*** Begin section ***

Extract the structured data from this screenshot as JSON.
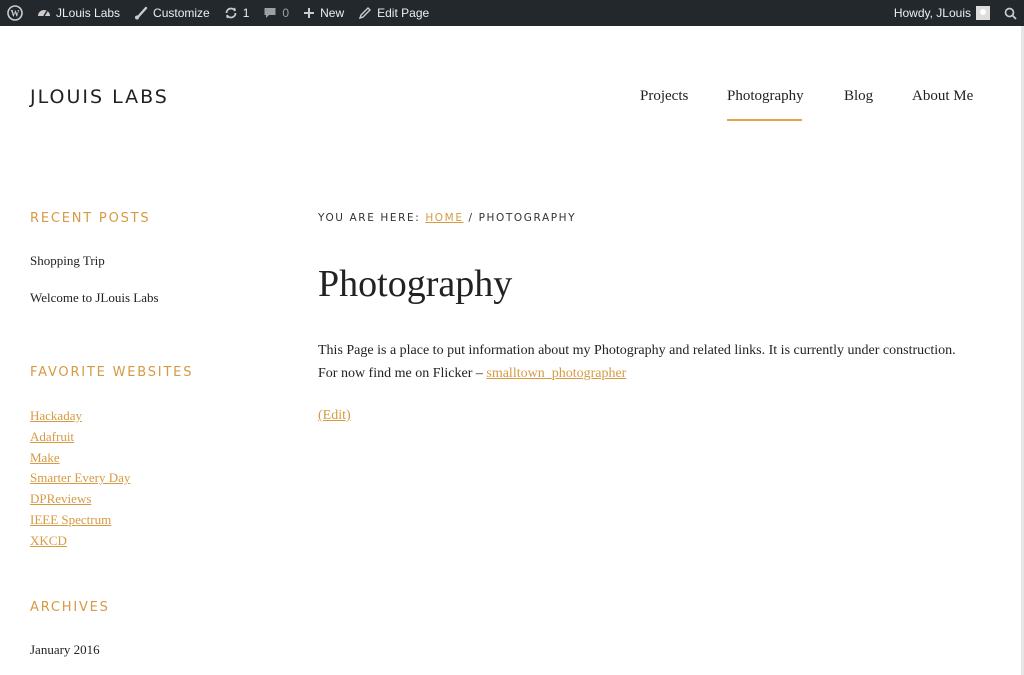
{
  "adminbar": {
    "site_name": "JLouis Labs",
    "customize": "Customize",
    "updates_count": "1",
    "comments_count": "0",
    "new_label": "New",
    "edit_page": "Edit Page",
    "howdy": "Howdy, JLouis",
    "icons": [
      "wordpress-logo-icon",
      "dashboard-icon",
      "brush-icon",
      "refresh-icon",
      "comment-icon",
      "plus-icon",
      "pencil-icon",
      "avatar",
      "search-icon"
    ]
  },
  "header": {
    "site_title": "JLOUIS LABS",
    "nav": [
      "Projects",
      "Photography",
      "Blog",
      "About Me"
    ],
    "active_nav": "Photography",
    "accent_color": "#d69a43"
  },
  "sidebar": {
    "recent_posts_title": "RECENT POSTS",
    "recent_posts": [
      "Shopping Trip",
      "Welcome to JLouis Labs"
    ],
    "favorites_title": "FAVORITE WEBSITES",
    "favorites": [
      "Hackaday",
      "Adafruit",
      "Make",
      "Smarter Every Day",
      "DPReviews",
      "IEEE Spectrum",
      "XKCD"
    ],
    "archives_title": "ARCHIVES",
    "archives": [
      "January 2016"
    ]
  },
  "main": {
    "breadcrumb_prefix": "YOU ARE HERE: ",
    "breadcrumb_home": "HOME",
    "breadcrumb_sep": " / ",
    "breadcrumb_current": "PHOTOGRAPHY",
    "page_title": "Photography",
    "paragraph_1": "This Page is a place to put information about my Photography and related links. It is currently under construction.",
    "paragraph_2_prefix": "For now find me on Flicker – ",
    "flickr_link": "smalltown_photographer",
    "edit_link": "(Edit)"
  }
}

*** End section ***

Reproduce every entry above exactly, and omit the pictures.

Extract the structured data from this screenshot as JSON.
{
  "adminbar": {
    "site_name": "JLouis Labs",
    "customize": "Customize",
    "updates_count": "1",
    "comments_count": "0",
    "new_label": "New",
    "edit_page": "Edit Page",
    "howdy": "Howdy, JLouis",
    "icons": [
      "wordpress-logo-icon",
      "dashboard-icon",
      "brush-icon",
      "refresh-icon",
      "comment-icon",
      "plus-icon",
      "pencil-icon",
      "avatar",
      "search-icon"
    ]
  },
  "header": {
    "site_title": "JLOUIS LABS",
    "nav": [
      "Projects",
      "Photography",
      "Blog",
      "About Me"
    ],
    "active_nav": "Photography",
    "accent_color": "#d69a43"
  },
  "sidebar": {
    "recent_posts_title": "RECENT POSTS",
    "recent_posts": [
      "Shopping Trip",
      "Welcome to JLouis Labs"
    ],
    "favorites_title": "FAVORITE WEBSITES",
    "favorites": [
      "Hackaday",
      "Adafruit",
      "Make",
      "Smarter Every Day",
      "DPReviews",
      "IEEE Spectrum",
      "XKCD"
    ],
    "archives_title": "ARCHIVES",
    "archives": [
      "January 2016"
    ]
  },
  "main": {
    "breadcrumb_prefix": "YOU ARE HERE: ",
    "breadcrumb_home": "HOME",
    "breadcrumb_sep": " / ",
    "breadcrumb_current": "PHOTOGRAPHY",
    "page_title": "Photography",
    "paragraph_1": "This Page is a place to put information about my Photography and related links. It is currently under construction.",
    "paragraph_2_prefix": "For now find me on Flicker – ",
    "flickr_link": "smalltown_photographer",
    "edit_link": "(Edit)"
  }
}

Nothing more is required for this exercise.